“At the core of that isn’t necessarily the school itself or the lack of people moving to Austin. It’s ultimately the lack of affordable housing," she said. "And where there is not affordable housing, there aren’t families, and where there aren’t families, there aren’t kids."
In the gym, teacher Charlotte Edwards stood with a mother and watched as a group of students hugged each other; a few are crying.
“Camille is transferring schools," Edwards said. "They moved and it’s her last day. And the students, they’re trying to … I think maybe they think, if they hold onto her long enough, she can’t leave. I tried that, too.”
The family moved to a cheaper place in Southeast Austin a few weeks ago. They kept their daughter at Dawson, but the commute became too difficult.

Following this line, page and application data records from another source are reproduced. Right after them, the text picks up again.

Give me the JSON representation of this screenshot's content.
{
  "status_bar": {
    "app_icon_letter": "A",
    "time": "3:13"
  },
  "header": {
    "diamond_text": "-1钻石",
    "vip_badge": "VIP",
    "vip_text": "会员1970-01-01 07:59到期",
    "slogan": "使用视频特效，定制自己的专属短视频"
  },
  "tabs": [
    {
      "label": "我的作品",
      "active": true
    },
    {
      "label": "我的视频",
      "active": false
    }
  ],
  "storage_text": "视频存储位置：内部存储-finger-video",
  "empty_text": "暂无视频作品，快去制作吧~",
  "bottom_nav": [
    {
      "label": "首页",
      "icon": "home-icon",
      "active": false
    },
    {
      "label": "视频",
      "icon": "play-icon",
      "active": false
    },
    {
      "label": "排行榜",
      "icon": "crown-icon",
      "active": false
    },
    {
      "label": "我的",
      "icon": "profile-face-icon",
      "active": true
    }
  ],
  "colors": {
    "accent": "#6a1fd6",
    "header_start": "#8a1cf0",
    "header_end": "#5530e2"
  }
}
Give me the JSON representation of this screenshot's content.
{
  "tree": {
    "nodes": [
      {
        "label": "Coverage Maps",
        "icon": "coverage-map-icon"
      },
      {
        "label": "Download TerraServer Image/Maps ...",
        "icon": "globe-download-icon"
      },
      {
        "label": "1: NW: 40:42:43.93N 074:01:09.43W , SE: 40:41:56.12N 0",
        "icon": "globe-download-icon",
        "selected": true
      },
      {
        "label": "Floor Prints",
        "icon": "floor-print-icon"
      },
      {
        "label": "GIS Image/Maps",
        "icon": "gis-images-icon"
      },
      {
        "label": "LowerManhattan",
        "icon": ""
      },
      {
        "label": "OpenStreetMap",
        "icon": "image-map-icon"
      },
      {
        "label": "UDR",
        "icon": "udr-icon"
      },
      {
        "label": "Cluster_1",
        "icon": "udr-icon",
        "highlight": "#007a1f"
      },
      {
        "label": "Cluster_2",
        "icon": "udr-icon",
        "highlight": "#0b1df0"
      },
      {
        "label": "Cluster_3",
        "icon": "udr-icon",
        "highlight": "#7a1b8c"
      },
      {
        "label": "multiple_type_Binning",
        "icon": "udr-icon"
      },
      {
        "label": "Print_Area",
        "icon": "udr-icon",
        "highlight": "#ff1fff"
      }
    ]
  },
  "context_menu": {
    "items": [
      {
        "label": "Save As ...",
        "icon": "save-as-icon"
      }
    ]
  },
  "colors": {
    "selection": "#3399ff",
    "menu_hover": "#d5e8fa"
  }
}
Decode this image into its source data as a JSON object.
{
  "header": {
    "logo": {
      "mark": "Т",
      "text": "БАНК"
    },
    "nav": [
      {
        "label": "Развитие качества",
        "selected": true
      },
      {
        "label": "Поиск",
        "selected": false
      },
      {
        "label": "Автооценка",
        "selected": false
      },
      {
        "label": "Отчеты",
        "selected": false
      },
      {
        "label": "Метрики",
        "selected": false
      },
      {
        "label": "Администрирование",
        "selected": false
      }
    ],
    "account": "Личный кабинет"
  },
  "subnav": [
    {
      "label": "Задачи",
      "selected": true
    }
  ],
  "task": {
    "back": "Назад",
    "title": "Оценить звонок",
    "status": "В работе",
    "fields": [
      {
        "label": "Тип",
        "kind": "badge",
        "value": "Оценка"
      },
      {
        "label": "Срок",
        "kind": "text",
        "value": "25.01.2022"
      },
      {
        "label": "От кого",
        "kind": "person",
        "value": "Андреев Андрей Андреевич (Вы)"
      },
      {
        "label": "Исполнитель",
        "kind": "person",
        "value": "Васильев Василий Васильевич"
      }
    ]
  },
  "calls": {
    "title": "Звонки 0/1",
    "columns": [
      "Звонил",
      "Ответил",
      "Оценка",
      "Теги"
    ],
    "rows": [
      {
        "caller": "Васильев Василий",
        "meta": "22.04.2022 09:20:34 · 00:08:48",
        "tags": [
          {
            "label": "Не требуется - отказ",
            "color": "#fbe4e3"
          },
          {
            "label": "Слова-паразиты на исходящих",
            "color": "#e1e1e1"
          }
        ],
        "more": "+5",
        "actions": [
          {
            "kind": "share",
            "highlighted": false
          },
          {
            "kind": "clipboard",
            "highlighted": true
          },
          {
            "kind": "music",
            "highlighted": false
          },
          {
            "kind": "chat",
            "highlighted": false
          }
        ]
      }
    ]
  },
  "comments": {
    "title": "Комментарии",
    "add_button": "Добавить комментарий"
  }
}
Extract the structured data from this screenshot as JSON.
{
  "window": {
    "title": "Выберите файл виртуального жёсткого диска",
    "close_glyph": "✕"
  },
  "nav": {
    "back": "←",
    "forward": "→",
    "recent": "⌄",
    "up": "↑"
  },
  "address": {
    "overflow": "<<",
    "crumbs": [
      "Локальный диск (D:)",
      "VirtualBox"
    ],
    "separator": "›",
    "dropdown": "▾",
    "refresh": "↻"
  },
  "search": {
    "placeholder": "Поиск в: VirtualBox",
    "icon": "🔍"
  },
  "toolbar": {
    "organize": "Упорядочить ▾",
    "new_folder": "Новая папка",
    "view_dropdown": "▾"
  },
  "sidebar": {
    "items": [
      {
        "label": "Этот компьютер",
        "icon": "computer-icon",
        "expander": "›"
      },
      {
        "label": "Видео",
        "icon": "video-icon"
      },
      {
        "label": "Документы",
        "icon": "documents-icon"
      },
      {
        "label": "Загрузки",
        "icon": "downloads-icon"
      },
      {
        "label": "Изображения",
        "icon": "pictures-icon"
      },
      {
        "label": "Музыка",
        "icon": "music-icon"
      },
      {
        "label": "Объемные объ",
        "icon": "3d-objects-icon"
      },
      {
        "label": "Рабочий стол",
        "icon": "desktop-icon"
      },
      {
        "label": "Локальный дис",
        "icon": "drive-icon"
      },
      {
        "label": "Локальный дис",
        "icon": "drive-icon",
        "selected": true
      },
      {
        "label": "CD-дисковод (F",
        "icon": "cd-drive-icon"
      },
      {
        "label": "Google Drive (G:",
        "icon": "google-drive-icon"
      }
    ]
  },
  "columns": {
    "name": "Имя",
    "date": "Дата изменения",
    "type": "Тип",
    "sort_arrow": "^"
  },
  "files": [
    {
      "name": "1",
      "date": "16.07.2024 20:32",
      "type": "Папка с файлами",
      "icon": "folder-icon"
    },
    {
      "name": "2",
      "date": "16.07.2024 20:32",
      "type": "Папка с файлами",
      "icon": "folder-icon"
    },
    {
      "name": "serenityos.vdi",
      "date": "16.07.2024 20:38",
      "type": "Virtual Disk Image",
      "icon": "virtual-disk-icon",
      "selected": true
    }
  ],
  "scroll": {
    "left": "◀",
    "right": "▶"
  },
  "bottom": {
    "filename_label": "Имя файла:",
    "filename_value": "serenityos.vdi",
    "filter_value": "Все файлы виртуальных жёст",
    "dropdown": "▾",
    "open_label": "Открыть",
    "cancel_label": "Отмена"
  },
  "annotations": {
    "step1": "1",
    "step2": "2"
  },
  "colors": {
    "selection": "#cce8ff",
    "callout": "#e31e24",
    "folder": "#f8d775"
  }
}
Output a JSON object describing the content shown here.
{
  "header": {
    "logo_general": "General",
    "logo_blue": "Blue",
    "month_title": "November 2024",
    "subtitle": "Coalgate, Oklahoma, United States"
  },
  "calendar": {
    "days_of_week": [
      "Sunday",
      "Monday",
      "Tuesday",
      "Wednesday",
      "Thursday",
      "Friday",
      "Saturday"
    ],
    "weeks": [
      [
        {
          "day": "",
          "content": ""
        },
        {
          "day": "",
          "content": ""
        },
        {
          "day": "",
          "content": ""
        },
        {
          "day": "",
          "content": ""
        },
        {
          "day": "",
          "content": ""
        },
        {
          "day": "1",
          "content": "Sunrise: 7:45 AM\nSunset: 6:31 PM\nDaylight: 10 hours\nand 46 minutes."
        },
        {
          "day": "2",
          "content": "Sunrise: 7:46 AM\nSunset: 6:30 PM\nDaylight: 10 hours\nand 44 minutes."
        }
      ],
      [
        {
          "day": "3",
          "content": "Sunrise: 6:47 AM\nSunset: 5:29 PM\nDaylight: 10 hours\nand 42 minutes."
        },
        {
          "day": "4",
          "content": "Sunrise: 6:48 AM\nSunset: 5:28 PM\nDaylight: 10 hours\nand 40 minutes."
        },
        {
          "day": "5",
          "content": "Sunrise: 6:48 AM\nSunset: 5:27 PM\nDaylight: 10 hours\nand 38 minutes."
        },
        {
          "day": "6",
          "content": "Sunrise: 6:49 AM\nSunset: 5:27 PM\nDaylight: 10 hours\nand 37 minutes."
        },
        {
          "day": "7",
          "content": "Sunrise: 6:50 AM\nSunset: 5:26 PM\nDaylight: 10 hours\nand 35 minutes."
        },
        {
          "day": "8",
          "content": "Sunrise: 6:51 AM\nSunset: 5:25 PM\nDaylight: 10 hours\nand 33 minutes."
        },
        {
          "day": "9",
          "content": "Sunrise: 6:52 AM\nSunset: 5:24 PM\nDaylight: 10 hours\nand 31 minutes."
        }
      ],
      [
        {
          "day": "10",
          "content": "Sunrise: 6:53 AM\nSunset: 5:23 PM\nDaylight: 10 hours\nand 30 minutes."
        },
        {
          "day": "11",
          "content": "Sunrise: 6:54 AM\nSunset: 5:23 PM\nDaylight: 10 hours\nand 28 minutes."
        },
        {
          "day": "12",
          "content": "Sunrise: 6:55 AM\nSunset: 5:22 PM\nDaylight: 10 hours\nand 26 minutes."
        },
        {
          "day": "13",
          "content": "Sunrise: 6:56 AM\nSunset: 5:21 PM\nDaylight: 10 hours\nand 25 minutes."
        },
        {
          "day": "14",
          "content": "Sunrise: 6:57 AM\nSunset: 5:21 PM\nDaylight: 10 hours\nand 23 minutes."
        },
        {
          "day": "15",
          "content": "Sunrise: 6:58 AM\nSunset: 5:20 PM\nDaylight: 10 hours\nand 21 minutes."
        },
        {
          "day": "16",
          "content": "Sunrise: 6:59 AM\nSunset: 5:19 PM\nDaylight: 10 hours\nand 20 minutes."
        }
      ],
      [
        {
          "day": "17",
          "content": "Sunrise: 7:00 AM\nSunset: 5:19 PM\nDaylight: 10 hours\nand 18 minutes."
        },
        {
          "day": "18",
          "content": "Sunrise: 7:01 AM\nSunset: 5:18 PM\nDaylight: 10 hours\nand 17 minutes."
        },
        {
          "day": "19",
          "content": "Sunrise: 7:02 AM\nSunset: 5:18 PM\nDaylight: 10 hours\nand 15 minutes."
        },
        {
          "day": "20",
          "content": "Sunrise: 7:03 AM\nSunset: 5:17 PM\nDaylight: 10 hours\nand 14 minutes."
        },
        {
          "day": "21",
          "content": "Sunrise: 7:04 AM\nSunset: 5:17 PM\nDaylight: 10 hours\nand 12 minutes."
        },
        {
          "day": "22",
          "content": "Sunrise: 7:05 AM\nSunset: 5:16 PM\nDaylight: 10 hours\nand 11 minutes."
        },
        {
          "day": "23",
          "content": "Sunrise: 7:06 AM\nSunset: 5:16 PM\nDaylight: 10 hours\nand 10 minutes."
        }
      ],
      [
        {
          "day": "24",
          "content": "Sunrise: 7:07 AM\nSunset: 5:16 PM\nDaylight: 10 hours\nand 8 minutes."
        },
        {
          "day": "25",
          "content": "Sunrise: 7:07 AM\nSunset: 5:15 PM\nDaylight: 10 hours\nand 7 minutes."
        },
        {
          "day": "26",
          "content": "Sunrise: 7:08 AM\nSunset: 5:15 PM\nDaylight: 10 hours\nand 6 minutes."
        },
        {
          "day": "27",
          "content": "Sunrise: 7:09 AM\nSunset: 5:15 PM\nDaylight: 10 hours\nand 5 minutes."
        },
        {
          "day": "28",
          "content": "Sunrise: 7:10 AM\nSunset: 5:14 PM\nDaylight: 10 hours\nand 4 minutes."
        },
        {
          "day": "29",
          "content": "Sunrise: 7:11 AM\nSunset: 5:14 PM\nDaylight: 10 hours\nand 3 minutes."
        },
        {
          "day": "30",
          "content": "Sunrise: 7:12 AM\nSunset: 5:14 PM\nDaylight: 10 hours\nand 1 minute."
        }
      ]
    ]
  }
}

“We have so many families who are multigenerational Dawson families," Wildman said. “There are people across the street that are now second-, third-generation homeowners in their little shoebox houses that are sending nieces, nephews, grandkids and encouraging them to go where their families went. We built a community and tight-knit structure.”
Wildman doesn’t think Dawson should close, but she thinks the district needs to look at how to use its space for future learners.
“When I started this project and my involvement it was very much an attitude as a parent of – 'The space my child learns is irrelevant as long as she has a good teacher. She’ll learn how to read, write and do math,'" Wildman said. "Once you start seeing some of these modernized spaces and new schools and the tools available to kids in these spaces, you start rethinking that.”
It’s the end of the school day at Ridgetop Elementary in North Central Austin. Ridgetop prides itself on its strong dual-language program, integrated through every grade. That’s why Caroline Enriquez transferred her son there.
“The community is fantastic," Enriquez said. "The blending of Spanish and English has been something that was really important and that we valued so much, and to have that be a prominent feature of this school and [something] it’s really founded on was essential.”
Ridgetop has about 330 students, a large number of whom transferred in for the dual-language program. In 10 years, even fewer students are expected to come from the neighborhood.
Ben Wright, who lives nearby, says he loves that his daughter, Rosie, attends a small school. Austin ISD documents show the district wants future elementary schools to serve between 522 and 870 students, something he strongly opposes.
“This idea that small schools are bad and inefficient and we need to consolidate our children into these large conveyor belts ... I just have no interest in paying large amounts of property taxes to send my child to a very large school," he said.
“If the plan that they’re putting forward was less prescriptive, I would think the community meetings had more value," Wright said. "The plan doesn’t have a lot of options, and so I really just sort of think that brings into question the whole nature of these meetings. I feel like we’re having the news broken to us nicely and gently, rather than being asked what we want to do.”
The Austin School Board will hold a public hearing on the Facility Master Plan on Feb. 13. Then, the district will host another series of community-engagement meetings. The board is expected to vote on the plan by the end of March.